Reporters Without Borders has responded to the claims by Albanian Prime Minister Edi Rama that the reports of media violations in the 2021 World Press Freedom Index were “lies” and “fantasy”, by debunking him.
Albania fell 20 places in this year’s index to a historic low of 103, news that Rama did not take well. He took to Twitter to claim there is no intimidation of the media, no court cases against journalists, no anti-defamation package, no police violence, no political attacks, and added that there was no such thing as ethical self-regulation in the media.
Pavol Szalai, the head of the European Union and Balkans Desk released a statement on Friday in which he explained the methodology behind the ranking. He noted that the methodology had changed from 2020 to 2022 and that Albania had fallen partly due to this and partly due to other countries such as Serbia and North Macedonia rising.
However, he was clear that “in the period measured by the index, press freedom clearly deteriorated in Albania.”
He then went on to refute each of Rama’s claims, providing evidence of each one.
“First, journalists do indeed suffer police violence. Examples from 2021 and early 2022 are here, here, here. Later in 2022, the police continued to use force arbitrarily against journalists (here and here). Beyond police violence, journalists are threatened by mafia or online, while the authorities are slow to react as shown by the case of the journalist Alice Taylor,” he wrote.
Szalai then noted that “contrary to the prime minister’s statement, journalists are regularly politically attacked in Albania.” He noted Rama’s recent comparison of the media to Nazis, pedophiles, and terrorists at an OSCE conference.
“In addition, the Prime Minister – reelected in 2021 – had a close associate of his party to be elected as head of AMA. This is the same media regulator which should be further and disproportionately strengthened by the anti-defamation package, a pending legislative proposal dangerous for press freedom. Moreover, in this context, the Prime Minister failed in 2021 to provide guarantees that the new centralisation of his government’s communication will not impede the right to information,” Szalai noted.
He added that acts such as these contributed to Albania’s low score in the “political context” section, second only to the “economic context” where it scored worst due to “the negative impact of the Covid-19 crisis on the financial health of Albanian media further aggravated by the opaque and unfair distribution of public funds to the detriment of the independent media.”

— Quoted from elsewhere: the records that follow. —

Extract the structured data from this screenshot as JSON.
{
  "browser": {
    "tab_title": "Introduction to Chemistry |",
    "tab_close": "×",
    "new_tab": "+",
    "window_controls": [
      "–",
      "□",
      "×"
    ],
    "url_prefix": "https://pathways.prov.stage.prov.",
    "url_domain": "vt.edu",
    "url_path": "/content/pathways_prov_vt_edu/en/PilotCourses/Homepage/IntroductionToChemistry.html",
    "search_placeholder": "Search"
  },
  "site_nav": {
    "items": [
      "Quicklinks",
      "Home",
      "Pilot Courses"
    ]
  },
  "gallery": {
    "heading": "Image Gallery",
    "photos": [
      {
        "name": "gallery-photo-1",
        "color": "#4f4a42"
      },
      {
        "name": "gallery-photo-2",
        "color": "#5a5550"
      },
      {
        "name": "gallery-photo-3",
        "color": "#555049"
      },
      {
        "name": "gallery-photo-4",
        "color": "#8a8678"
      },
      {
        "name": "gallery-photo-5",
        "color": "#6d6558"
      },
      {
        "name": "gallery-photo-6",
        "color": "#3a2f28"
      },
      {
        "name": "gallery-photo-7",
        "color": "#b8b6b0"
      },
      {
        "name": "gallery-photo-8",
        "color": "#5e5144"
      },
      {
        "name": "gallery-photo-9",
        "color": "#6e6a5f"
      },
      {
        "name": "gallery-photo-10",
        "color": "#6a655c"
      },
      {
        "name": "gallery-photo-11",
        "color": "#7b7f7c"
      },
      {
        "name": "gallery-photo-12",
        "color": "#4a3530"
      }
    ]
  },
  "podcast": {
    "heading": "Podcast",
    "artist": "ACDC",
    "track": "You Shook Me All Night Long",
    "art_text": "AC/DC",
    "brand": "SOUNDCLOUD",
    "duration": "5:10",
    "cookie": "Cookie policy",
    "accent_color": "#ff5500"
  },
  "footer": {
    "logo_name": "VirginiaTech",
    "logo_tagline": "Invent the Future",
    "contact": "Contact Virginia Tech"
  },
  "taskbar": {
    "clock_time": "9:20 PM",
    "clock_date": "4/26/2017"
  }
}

Lastly, on the topic of self-regulation that Rama said does not exist, Sazlai noted, “I would like to once again hail Ethical Media Alliance’s efforts to create a platform for ethical self-regulation, a very precious initiative to improve media ethics which is a serious issue in Albania.”
The European Commission also reacted to the news of Albania’s ranking following questions sent by Exit. A spokesperson said the Commission has taken note of the results, adding that “Respect of these fundamental rights is at the core of our policies and a key part of accession criteria and are continuously assessed throughout the accession process.”
The spokesperson added they are monitoring the progress and efforts required to consolidate the protection of the media in Albania and are engaged in making recommendations at a high political level.
“The Commission‘s annual reports on Albania also thoroughly assess these matters, based on input from a variety of sources, including contributions from the government, the EU Member States, European Parliament reports and information from various international and non-governmental organisations. It also includes the results of comparative assessments and indices produced by other stakeholders. The next annual report is expected to be published later this year,” they added.
Just a day after Rama denied any political attacks on journalists, RSF reported on an attack by him, against Syri TV reporter Ambrozia Meta.
Meta asked Rama about Albania’s fall in the RSF Index, and he replied by saying she needed to be “reeducated”. This came after he put her under a two month embargo, effectively banning her from any interaction with him after she asked him about the arrest of two members of his Socialist Party.
RSF tweeted, “such a scandalous information embargo has no place in a country that wants to join the EU”.